2018 is when 2014 first round pick Derek Hill projects to possibly be ready for the majors, if he develops his bat. Christin Stewart was just selected in the supplemental round of the 2015 draft, and as an advanced college hitter could be ready for an everyday job in 2018. Jairo Labourt, the third pitcher in the Price deal, gets slotted into the bullpen to replace Alburquerque, but this far into the future it's obviously impossible to project the seventh man in the bullpen.

2019

BenchBryan Holaday, Steven Moya, Derek Hill, Javier Betancourt

RotationJustin Verlander, Daniel Norris, Matt Boyd, Michael Fulmer, Beau Burrows

BullpenBruce Rondon, Alex Wilson, Blaine Hardy, Buck Farmer, Kyle Lobstein, Luis Cessa, Jairo Labourt

Payroll: $105-110 million

2019 is when things start getting ugly.

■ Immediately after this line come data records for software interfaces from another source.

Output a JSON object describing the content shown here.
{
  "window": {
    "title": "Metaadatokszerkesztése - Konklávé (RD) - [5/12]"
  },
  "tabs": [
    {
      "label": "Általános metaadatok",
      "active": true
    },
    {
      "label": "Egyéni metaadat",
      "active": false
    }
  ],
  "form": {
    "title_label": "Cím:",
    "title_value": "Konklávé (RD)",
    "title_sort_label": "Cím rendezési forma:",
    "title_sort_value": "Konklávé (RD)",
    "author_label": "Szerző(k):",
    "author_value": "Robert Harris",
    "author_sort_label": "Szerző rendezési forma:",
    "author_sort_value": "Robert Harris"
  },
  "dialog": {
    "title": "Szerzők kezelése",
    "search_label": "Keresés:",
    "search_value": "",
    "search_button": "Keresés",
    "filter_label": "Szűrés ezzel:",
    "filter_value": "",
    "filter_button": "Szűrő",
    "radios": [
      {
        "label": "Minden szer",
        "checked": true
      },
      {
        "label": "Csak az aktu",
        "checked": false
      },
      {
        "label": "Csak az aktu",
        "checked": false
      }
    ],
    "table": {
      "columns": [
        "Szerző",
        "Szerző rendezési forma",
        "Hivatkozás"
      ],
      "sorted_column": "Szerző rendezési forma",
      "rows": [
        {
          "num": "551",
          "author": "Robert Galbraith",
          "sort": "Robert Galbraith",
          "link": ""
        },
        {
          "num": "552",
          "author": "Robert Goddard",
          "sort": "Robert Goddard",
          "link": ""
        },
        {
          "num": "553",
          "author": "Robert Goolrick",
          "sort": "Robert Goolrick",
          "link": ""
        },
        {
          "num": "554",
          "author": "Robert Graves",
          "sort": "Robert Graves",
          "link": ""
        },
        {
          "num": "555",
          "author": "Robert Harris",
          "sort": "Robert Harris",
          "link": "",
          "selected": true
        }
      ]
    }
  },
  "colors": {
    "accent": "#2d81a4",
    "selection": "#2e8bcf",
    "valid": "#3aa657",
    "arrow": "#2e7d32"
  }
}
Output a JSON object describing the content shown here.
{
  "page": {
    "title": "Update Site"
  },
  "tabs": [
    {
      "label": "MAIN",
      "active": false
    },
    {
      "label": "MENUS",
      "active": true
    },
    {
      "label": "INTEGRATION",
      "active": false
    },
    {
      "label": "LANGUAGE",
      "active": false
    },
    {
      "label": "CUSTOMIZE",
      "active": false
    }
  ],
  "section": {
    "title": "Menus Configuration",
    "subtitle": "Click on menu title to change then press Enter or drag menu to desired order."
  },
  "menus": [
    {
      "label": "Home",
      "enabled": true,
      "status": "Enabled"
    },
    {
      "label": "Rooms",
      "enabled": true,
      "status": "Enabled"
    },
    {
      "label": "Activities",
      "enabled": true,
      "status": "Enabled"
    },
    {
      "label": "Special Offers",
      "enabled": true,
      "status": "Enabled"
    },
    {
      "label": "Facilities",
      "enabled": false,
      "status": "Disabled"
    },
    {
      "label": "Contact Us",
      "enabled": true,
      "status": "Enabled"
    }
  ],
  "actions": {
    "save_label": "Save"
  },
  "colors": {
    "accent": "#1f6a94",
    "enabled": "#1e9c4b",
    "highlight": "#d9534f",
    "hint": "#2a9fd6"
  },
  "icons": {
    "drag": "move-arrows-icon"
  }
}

Jose Iglesias, Ian Kinsler, Anibal Sanchez, and Victor Martinez are all free agents. Of course, of those four, only Iglesias is cost-controlled, so maybe (or even probably) at this point the Tigers will be thankful to get these expensive, under-producing veterans off the payroll and have the opportunity to replace them with the freed money.

If everything clicks, 2015 first-rounder Beau Burrows may be ready to step into the rotation. Beyond that, Dixon Machado, JaCoby Jones, and Dean Green are all long shots to ever hold starting jobs with the Detroit Tigers. And it is, of course, completely implausible that Machado would toil away in Toledo through 2018 only to assume the starting shortstop position in 2019.

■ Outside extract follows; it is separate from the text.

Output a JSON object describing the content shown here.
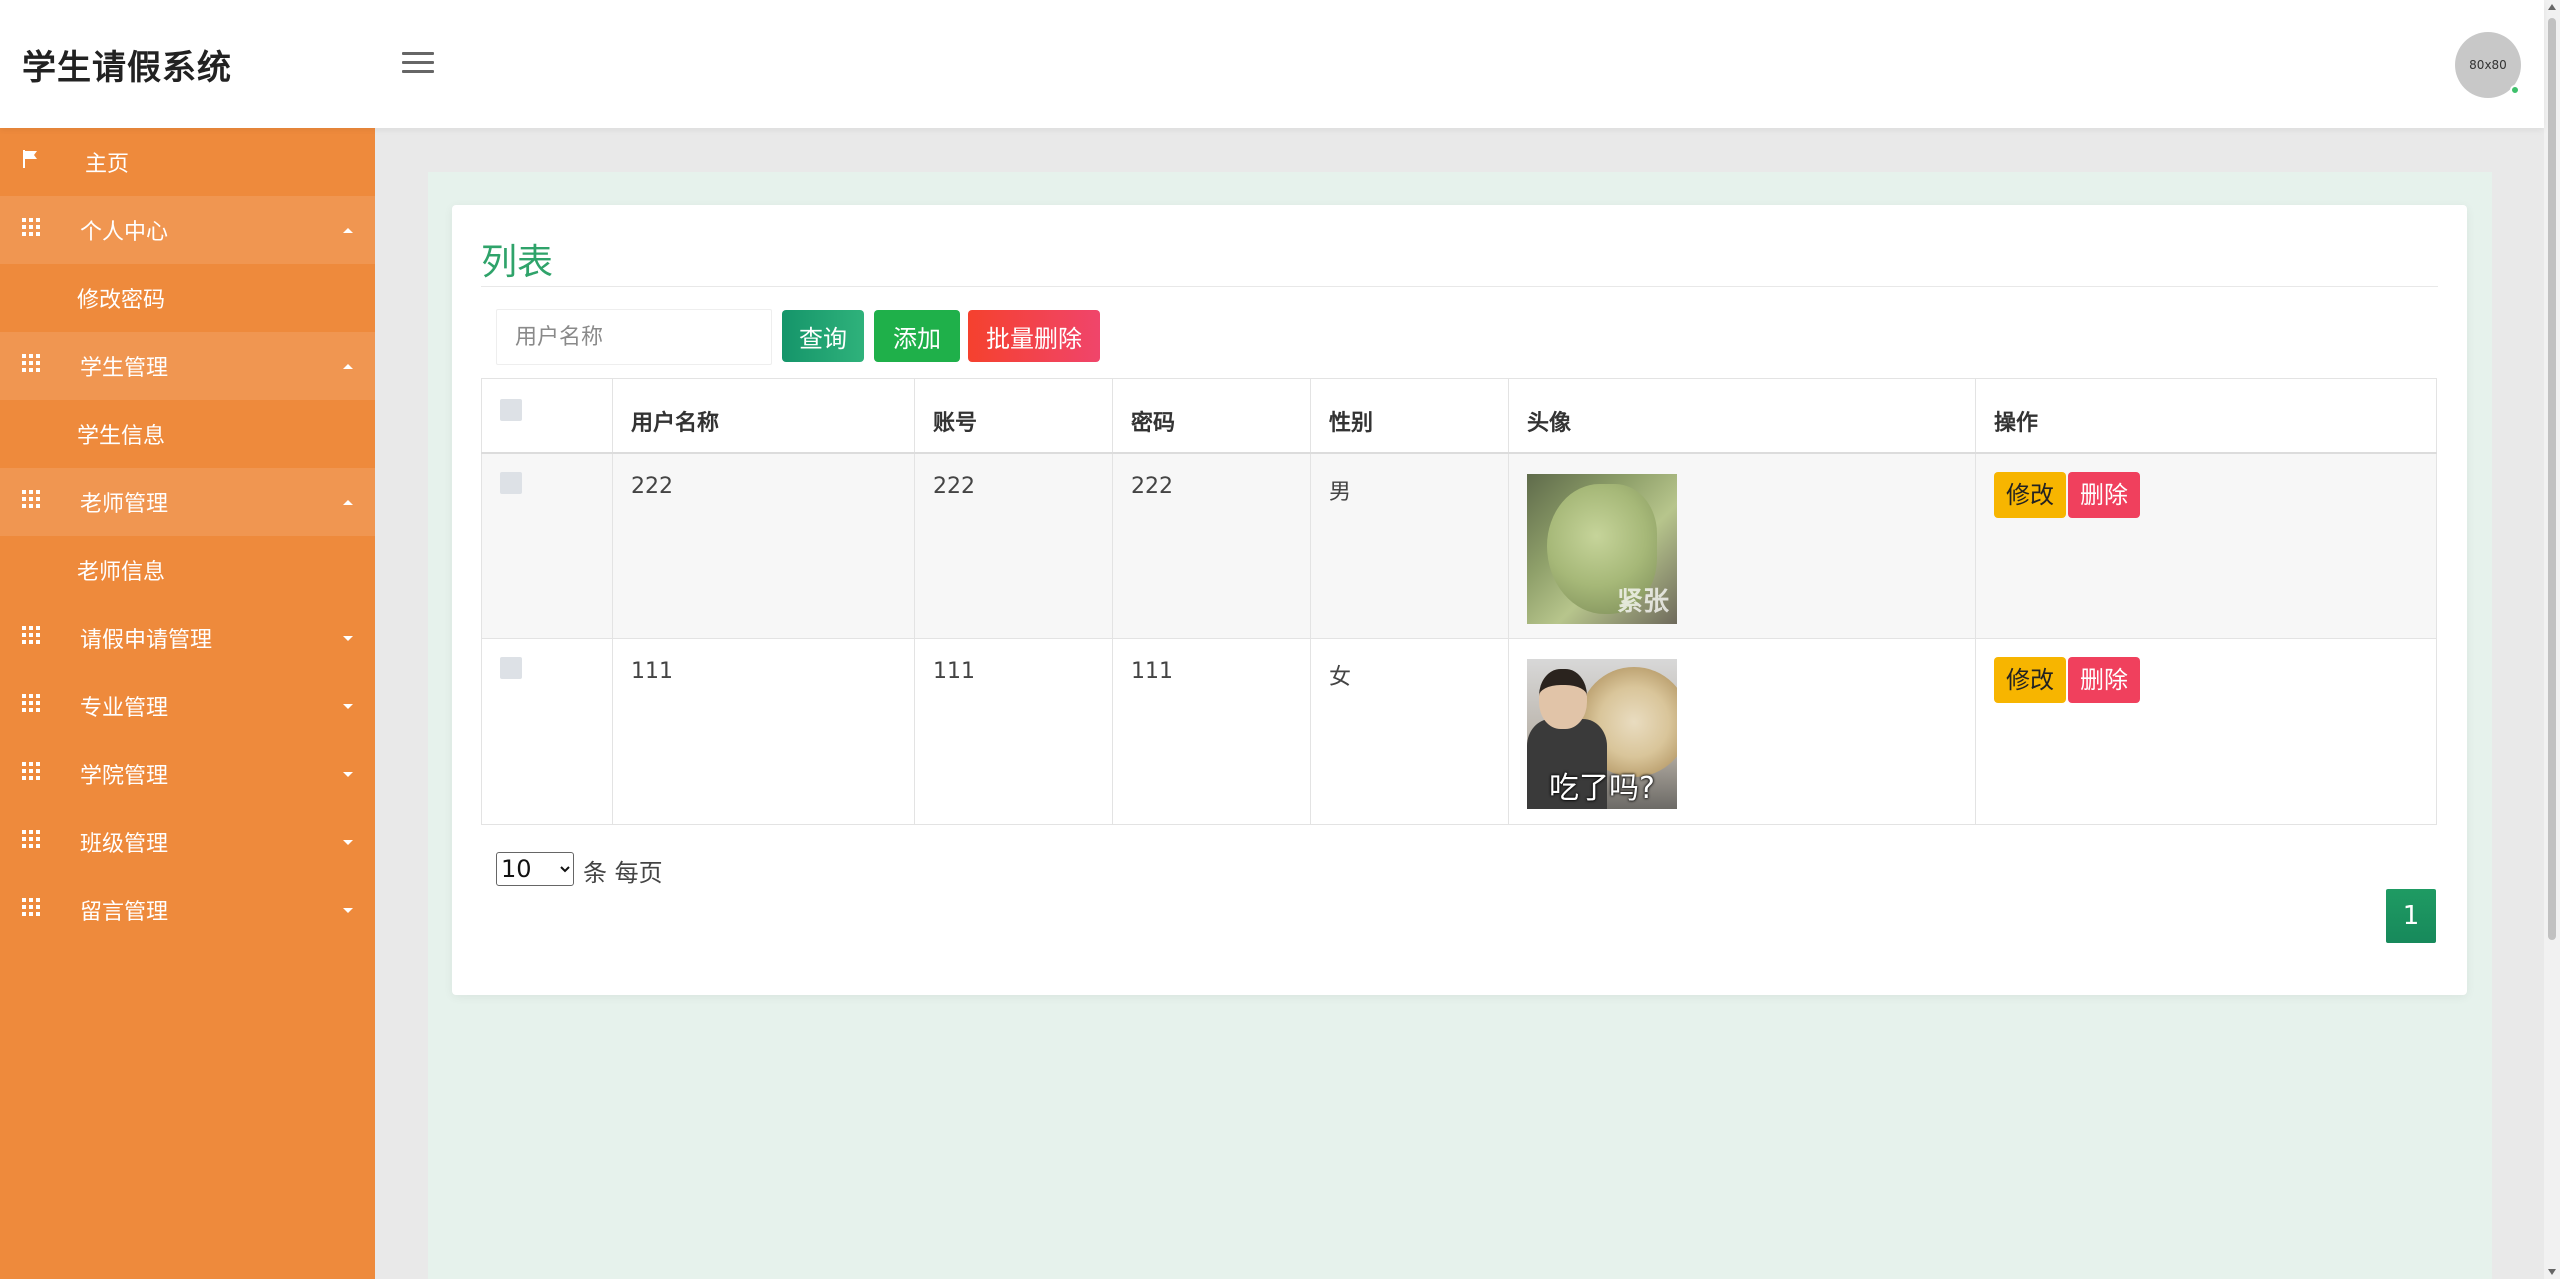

* * *

I think there are two main takeaways from this exercise:

  1. The Tigers have a very real window open through the 2018 season. All of their main talent is controlled through that season (save for J.D. Martinez).
  2. This offseason is one of the most important offseasons for the club in recent memory. With the right moves, the club has the potential to win a World Series. With the wrong moves, Al Avila (or more likely, Al Avila's replacement) will be left to sell off underperforming, expensive contracts since the club doesn't have money coming off the books for a long time.

Additionally, this exercise illustrates the importance of Justin Verlander reemerging as a reliable starter. He will be in Detroit for a long time.

Due to Verlander's high, long-term salary, it's equally important that the team finds 2-3 long-term rotation pieces from the unproven group of Daniel Norris, Matt Boyd, Shane Greene, Kyle Lobstein, Buck Farmer, Kyle Ryan, Michael Fulmer, Luis Cessa, and Jairo Labourt. Some will bust, others will emerge as bullpen pieces, but the Tigers need cheap pitching to offset Verlander's contract.